What is a Fund?
A fund could be created for any purpose at all, while it's city authorities setting aside cash to construct a new civic center, a school setting aside cash to award a pupil, or an insurer putting aside cash to pay its clients' claims.
- A fund is a pool of money put aside for a Particular Purpose.
- Those pools are usually invested and professionally handled.
- Some common kinds of funds include pension funds, insurance funds, foundations, and endowments.
How Funding Work
Governments, companies, and individuals use capital to put money aside. Individuals might set an emergency fund or rainy-day finance to cover unexpected expenses or even a trust fund to put aside cash for a particular individual.
Institutional and individual investors may put money with the objective of money in various kinds of funds. Examples include mutual funds, which collect money from various investors and invest in a diversified portfolio of resources, and hedge funds, which invest the resources of high-net-worth people (HNWI) and associations in a means that's intended to make above-market returns. Governments use capital, for example, special revenue funds, to cover particular expenditures that are public.
Shared Kinds of Funds
Listed below are examples of capital employed for ventures:
- Emergency capital is private savings vehicles made by people used to pay periods of fiscal hardships, such as job loss, prolonged illness, or a significant expense. The guideline is to make an emergency fund that contains at least three weeks' worth of income.
- College capital is often tax-advantaged savings programs put up by households to devote funds for their kids' college expenses.
- Trust capital is a lawful agreement set up with a grantor who appoints a trustee to manage precious assets for the sake of a recorded beneficiary for a time period, and all or some of the funds are released to the heirs or beneficiaries.
- Retirement capital is savings vehicles employed by people saving for retirement. Retirees get pensions or income.
Some Kinds of funds comprise:
- Mutual funds are investment funds managed by professional managers who devote the funds obtained from individual investors to shares, bonds, or additional resources.
- Money-market capital is liquid mutual funds bought to make interest for investors via short-term interest-bearing securities like Treasury bills and business paper.
- Exchange-traded capital (ETFs) are much like mutual funds but traded on the public markets like stocks.
- Hedge funds are investment vehicles to get high-net-worth people or institutions designed to boost the return on investors' pooled capital by integrating high-risk strategies like short selling, derivatives, and leverage.
- Government bond capital is for investors looking to put their cash off in low-risk investments via Treasury securities, such as Treasury bonds, or agency-issued debt, like securities issued by Fannie Mae. Both options are endorsed by the U.S. government.
Funds which are allocated for a variety of factors are also created by the authorities. Some government funds comprise:
- Debt-service capital is allocated to settle the government's debt.
- Capital projects fund funds are utilized to fund the capital projects of a nation, such as buying, building, or renovating equipment, structures, and other funding assets.
- Permanent funds are investments along with other resources that the government isn't permitted to money or invest.

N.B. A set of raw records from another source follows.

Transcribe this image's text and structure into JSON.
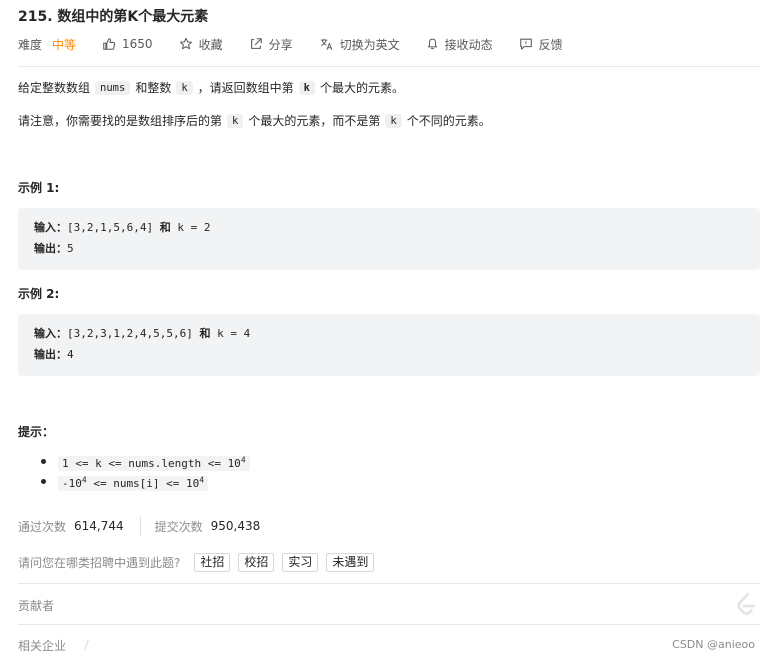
{
  "problem": {
    "title": "215. 数组中的第K个最大元素",
    "difficulty_label": "难度",
    "difficulty": "中等",
    "likes": "1650",
    "favorite_label": "收藏",
    "share_label": "分享",
    "switch_lang_label": "切换为英文",
    "notify_label": "接收动态",
    "feedback_label": "反馈",
    "difficulty_color": "#ff8800"
  },
  "description": {
    "p1_before": "给定整数数组",
    "p1_code1": "nums",
    "p1_mid": "和整数",
    "p1_code2": "k",
    "p1_mid2": "，请返回数组中第",
    "p1_code3": "k",
    "p1_after": "个最大的元素。",
    "p2_before": "请注意，你需要找的是数组排序后的第",
    "p2_code1": "k",
    "p2_mid": "个最大的元素，而不是第",
    "p2_code2": "k",
    "p2_after": "个不同的元素。"
  },
  "examples": [
    {
      "title": "示例 1:",
      "input_label": "输入：",
      "input": "[3,2,1,5,6,4]",
      "and_word": "和",
      "k_part": "k = 2",
      "output_label": "输出：",
      "output": "5"
    },
    {
      "title": "示例 2:",
      "input_label": "输入：",
      "input": "[3,2,3,1,2,4,5,5,6]",
      "and_word": "和",
      "k_part": "k = 4",
      "output_label": "输出：",
      "output": "4"
    }
  ],
  "hints": {
    "title": "提示：",
    "h1_text": "1 <= k <= nums.length <= 10",
    "h1_sup": "4",
    "h2_pre": "-10",
    "h2_sup": "4",
    "h2_text": " <= nums[i] <= 10",
    "h2_sup2": "4"
  },
  "stats": {
    "accepted_label": "通过次数",
    "accepted": "614,744",
    "submitted_label": "提交次数",
    "submitted": "950,438"
  },
  "interview": {
    "question": "请问您在哪类招聘中遇到此题?",
    "tags": [
      "社招",
      "校招",
      "实习",
      "未遇到"
    ]
  },
  "sections": {
    "contributors": "贡献者",
    "related_companies": "相关企业"
  },
  "watermark": "CSDN @anieoo"
}
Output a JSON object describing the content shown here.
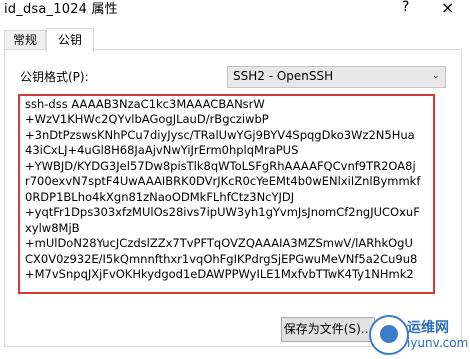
{
  "window": {
    "title": "id_dsa_1024 属性",
    "help": "?",
    "close": "×"
  },
  "tabs": {
    "general": "常规",
    "public_key": "公钥"
  },
  "format": {
    "label": "公钥格式(P):",
    "selected": "SSH2 - OpenSSH"
  },
  "key_lines": [
    "ssh-dss AAAAB3NzaC1kc3MAAACBANsrW",
    "+WzV1KHWc2QYvlbAGogJLauD/rBgcziwbP",
    "+3nDtPzswsKNhPCu7diyJysc/TRalUwYGj9BYV4SpqgDko3Wz2N5Hua",
    "43iCxLJ+4uGl8H68JaAjvNwYiJrErm0hplqMraPUS",
    "+YWBJD/KYDG3Jel57Dw8pisTlk8qWToLSFgRhAAAAFQCvnf9TR2OA8j",
    "r700exvN7sptF4UwAAAIBRK0DVrJKcR0cYeEMt4b0wENlxiIZnlBymmkf",
    "0RDP1BLho4kXgn81zNaoODMkFLhfCtz3NcYJDJ",
    "+yqtFr1Dps303xfzMUlOs28ivs7ipUW3yh1gYvmJsJnomCf2ngJUCOxuF",
    "xylw8MjB",
    "+mUlDoN28YucJCzdslZZx7TvPFTqOVZQAAAIA3MZSmwV/lARhkOgU",
    "CX0V0z932E/I5kQmnnfthxr1vqOhFgIKPdrgSjEPGwuMeVNf5a2Cu9u8",
    "+M7vSnpqJXjFvOKHkydgod1eDAWPPWyILE1MxfvbTTwK4Ty1NHmk2"
  ],
  "save_button": "保存为文件(S)...",
  "watermark": {
    "line1": "运维网",
    "line2": "iyunv.com"
  },
  "colors": {
    "highlight_border": "#d23a3a",
    "watermark": "#2d6fb8"
  }
}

The authorities have the right to devote any earnings these investments create on the functions of the government.
Mutual Fund Definition
A mutual fund is a form of investment vehicle composed of a portfolio of shares, bonds, or other securities, that can be governed by a professional money manager.
Emergency Funding and New Ways for one
An emergency fund is a source of ready money in the event of an unplanned expenditure, an illness, or even the loss of a project. Currently their assistance.
Purchasing is the action of allocating funds, usually cash, together with the anticipation of earning an income or gain.
An endowment is a nonprofit's investable assets, that can be used for programs or operations which are in agreement with the wishes of the donor(s).
Rise and Income: Why Is a Balanced Fund the Very Best of Both Worlds?
Balanced funds are hybrid mutual funds that spend money across asset types using a mixture of low- to medium-risk stocks, bonds, and other securities.
What's a Registered Retirement Income Fund (RRIF)?
A Registered Retirement Income Fund (RRIF) is a Canadian retirement fund much like an annuity contract that pays income to a lien.